Many TV nets and streaming services have turned to an online-only screener system in recent years after review copies of Game of Thrones and others were put online before the shows’ news seasons had debuted. But Academy voters still get their big-screen contenders primarily in DVD form — something other studios might want to be thinking about after Warner Bros’ experience here.
Four months after Warner Bros sued Innovative Artists over what it called the “blatantly illegal” online distribution of films given out as Oscar screeners, the parties have settled the case — just days before the Academy Awards.
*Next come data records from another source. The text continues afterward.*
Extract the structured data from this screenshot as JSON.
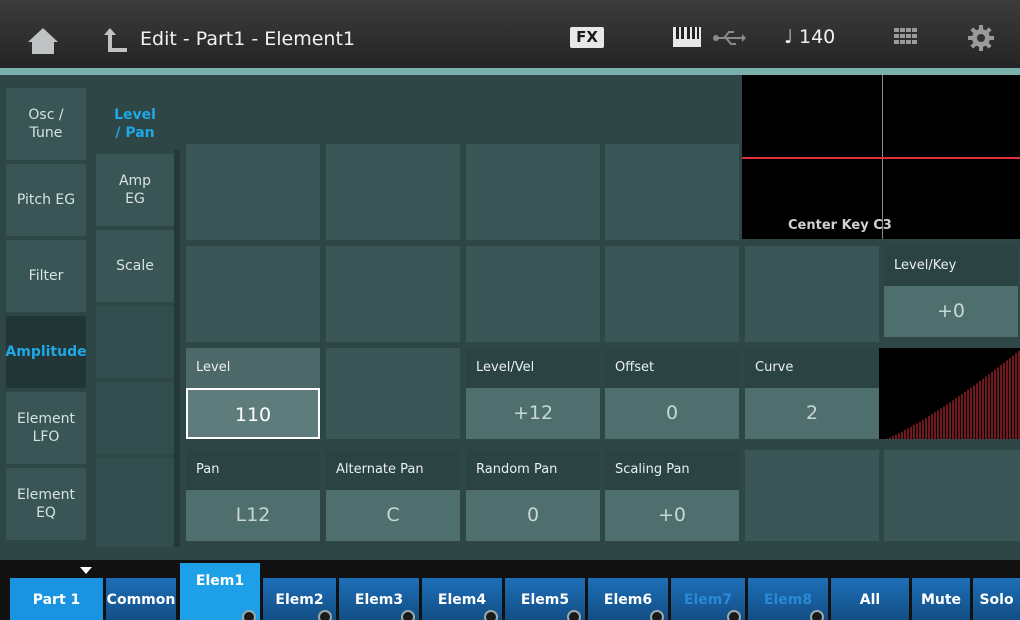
{
  "header": {
    "title": "Edit - Part1 - Element1",
    "fx_label": "FX",
    "tempo": "♩ 140"
  },
  "nav_primary": [
    {
      "label": "Osc /\nTune",
      "active": false
    },
    {
      "label": "Pitch EG",
      "active": false
    },
    {
      "label": "Filter",
      "active": false
    },
    {
      "label": "Amplitude",
      "active": true
    },
    {
      "label": "Element\nLFO",
      "active": false
    },
    {
      "label": "Element\nEQ",
      "active": false
    }
  ],
  "nav_secondary": [
    {
      "label": "Level\n/ Pan",
      "active": true
    },
    {
      "label": "Amp\nEG",
      "active": false
    },
    {
      "label": "Scale",
      "active": false
    }
  ],
  "graph": {
    "center_key_label": "Center Key C3"
  },
  "params": {
    "level_key": {
      "label": "Level/Key",
      "value": "+0"
    },
    "level": {
      "label": "Level",
      "value": "110"
    },
    "level_vel": {
      "label": "Level/Vel",
      "value": "+12"
    },
    "offset": {
      "label": "Offset",
      "value": "0"
    },
    "curve": {
      "label": "Curve",
      "value": "2"
    },
    "pan": {
      "label": "Pan",
      "value": "L12"
    },
    "alternate_pan": {
      "label": "Alternate Pan",
      "value": "C"
    },
    "random_pan": {
      "label": "Random Pan",
      "value": "0"
    },
    "scaling_pan": {
      "label": "Scaling Pan",
      "value": "+0"
    }
  },
  "tabs": [
    {
      "label": "Part 1"
    },
    {
      "label": "Common"
    },
    {
      "label": "Elem1"
    },
    {
      "label": "Elem2"
    },
    {
      "label": "Elem3"
    },
    {
      "label": "Elem4"
    },
    {
      "label": "Elem5"
    },
    {
      "label": "Elem6"
    },
    {
      "label": "Elem7"
    },
    {
      "label": "Elem8"
    },
    {
      "label": "All"
    },
    {
      "label": "Mute"
    },
    {
      "label": "Solo"
    }
  ],
  "colors": {
    "accent": "#1ea8e6",
    "curve_line": "#e0303a"
  }
}
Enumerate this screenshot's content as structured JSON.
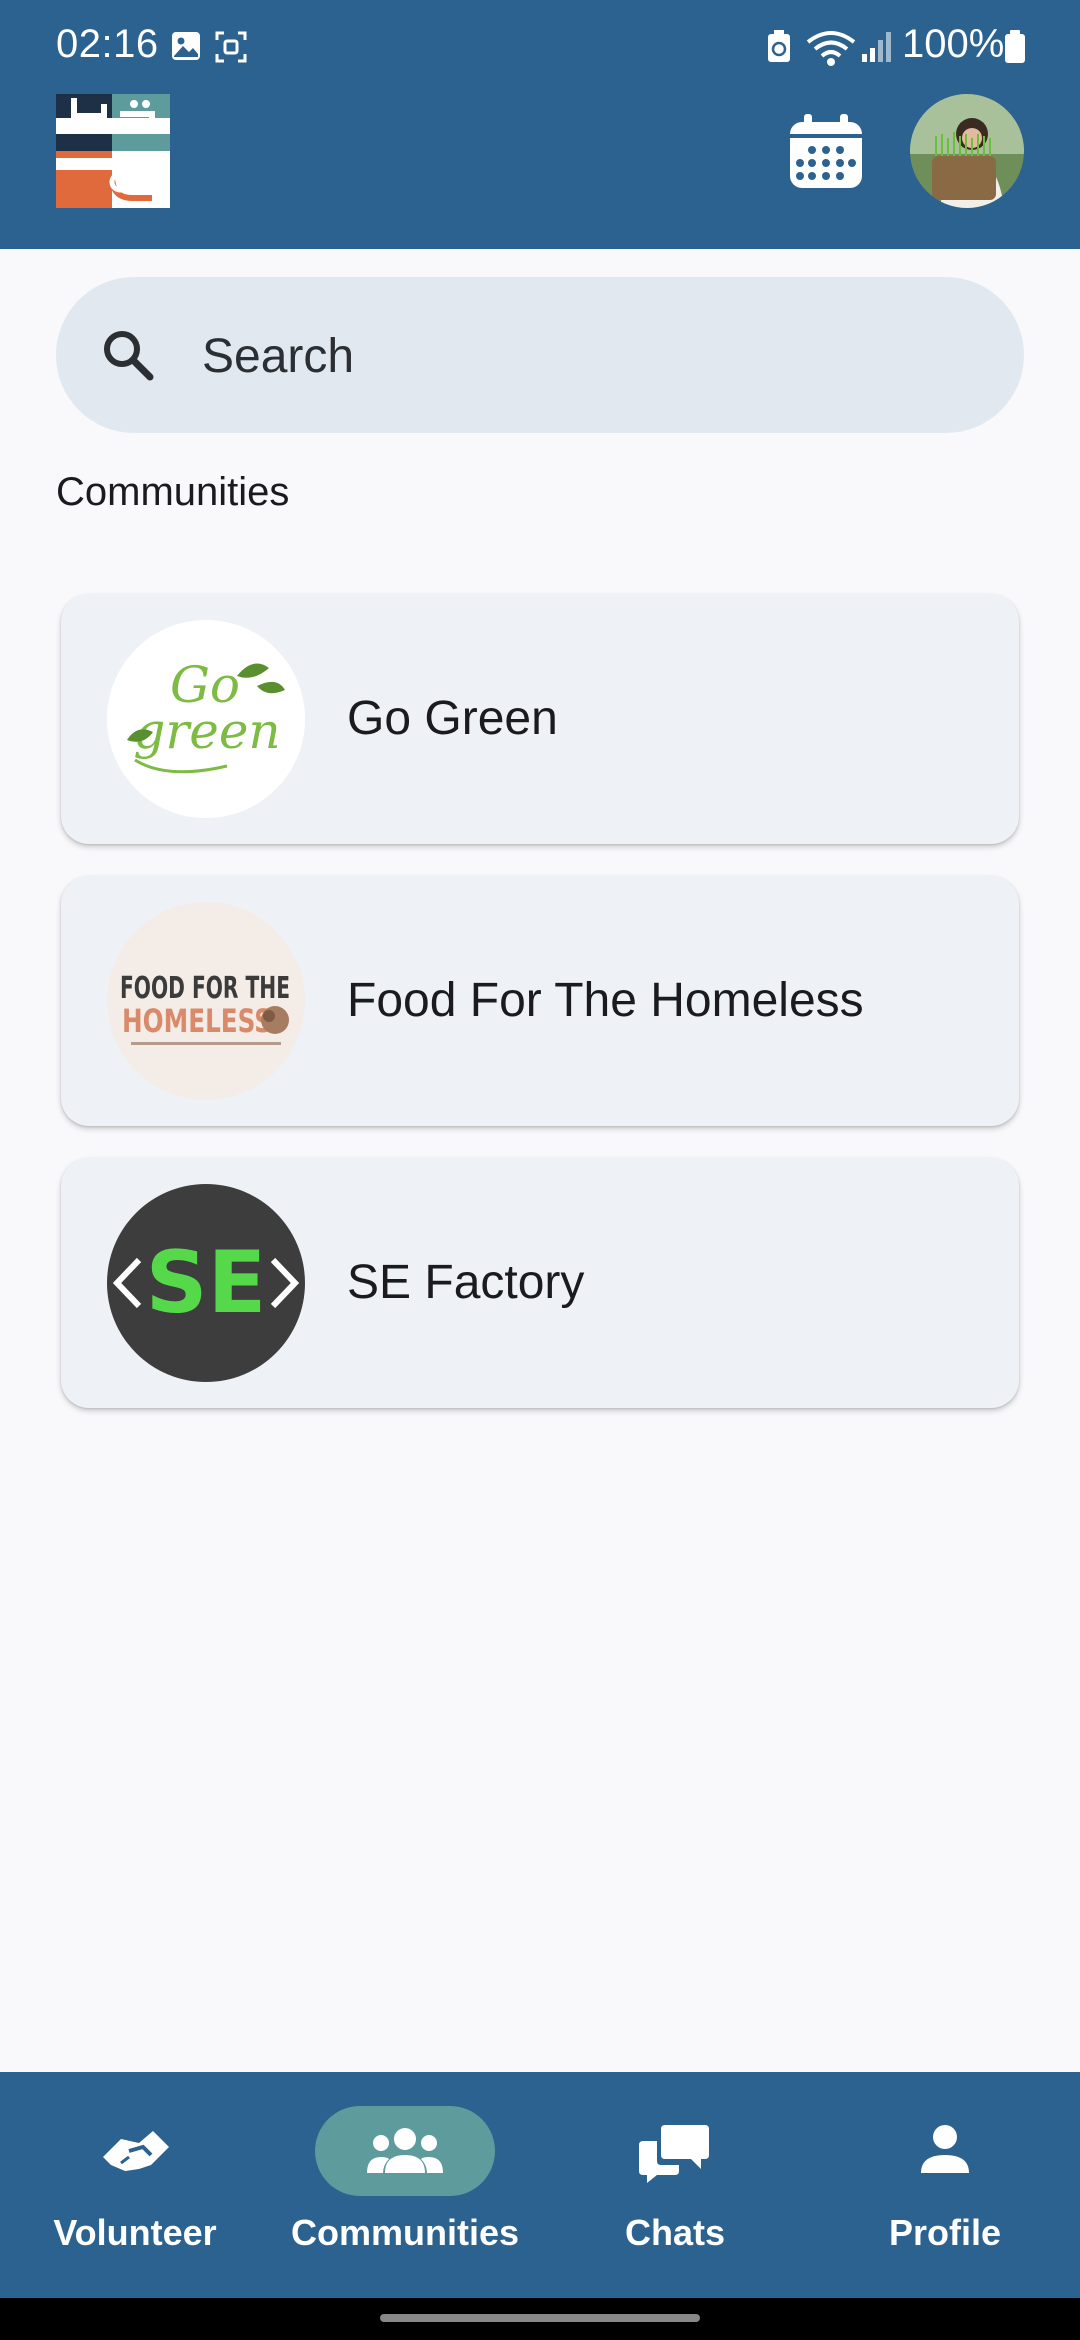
{
  "status_bar": {
    "time": "02:16",
    "battery": "100%"
  },
  "header": {
    "app_logo": "tatawwa-logo",
    "calendar_icon": "calendar-icon",
    "avatar": "user-avatar"
  },
  "search": {
    "placeholder": "Search"
  },
  "section_title": "Communities",
  "communities": [
    {
      "name": "Go Green",
      "logo_text": [
        "Go",
        "green"
      ],
      "logo_colors": {
        "text": "#7dbb44",
        "leaf": "#5a8f30"
      }
    },
    {
      "name": "Food For The Homeless",
      "logo_text": [
        "FOOD FOR THE",
        "HOMELESS"
      ],
      "logo_colors": {
        "top": "#3b3b3b",
        "bottom": "#d98a6a",
        "bg": "#f4ece6"
      }
    },
    {
      "name": "SE Factory",
      "logo_text": [
        "<SE>"
      ],
      "logo_colors": {
        "bg": "#3d3d3d",
        "text": "#55d94a"
      }
    }
  ],
  "nav": [
    {
      "label": "Volunteer",
      "icon": "handshake-icon",
      "active": false
    },
    {
      "label": "Communities",
      "icon": "groups-icon",
      "active": true
    },
    {
      "label": "Chats",
      "icon": "chat-bubbles-icon",
      "active": false
    },
    {
      "label": "Profile",
      "icon": "person-icon",
      "active": false
    }
  ],
  "colors": {
    "primary": "#2b6290",
    "active_pill": "#5e9b9d",
    "card_bg": "#eef2f6",
    "search_bg": "#e1e8ef"
  }
}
Warners’ copyright-infringement suit had claimed that, “Beginning in late 2015, Innovative Artists set up and operated an illegal digital distribution platform that copied movies and then distributed copies and streamed public performances of those movies to numerous people inside and outside of the agency….In some cases, Innovative Artists’ infringing copies of Plaintiff’s works quickly made their way from Innovative Artists’ platform to online piracy sites while those movies were still being made available to the general public exclusively in theaters.” Among the films cited as being pirated were Creed and In the Heart of the Sea.
The same day the suit was filed, Innovative apologized publicly for what it termed “the improper sharing of the screener movies” and vowed to “resolve this matter with Warner Bros. on fair and reasonable terms as soon as possible.” That happened today, with formal settlement papers expected to be filed in the next few days.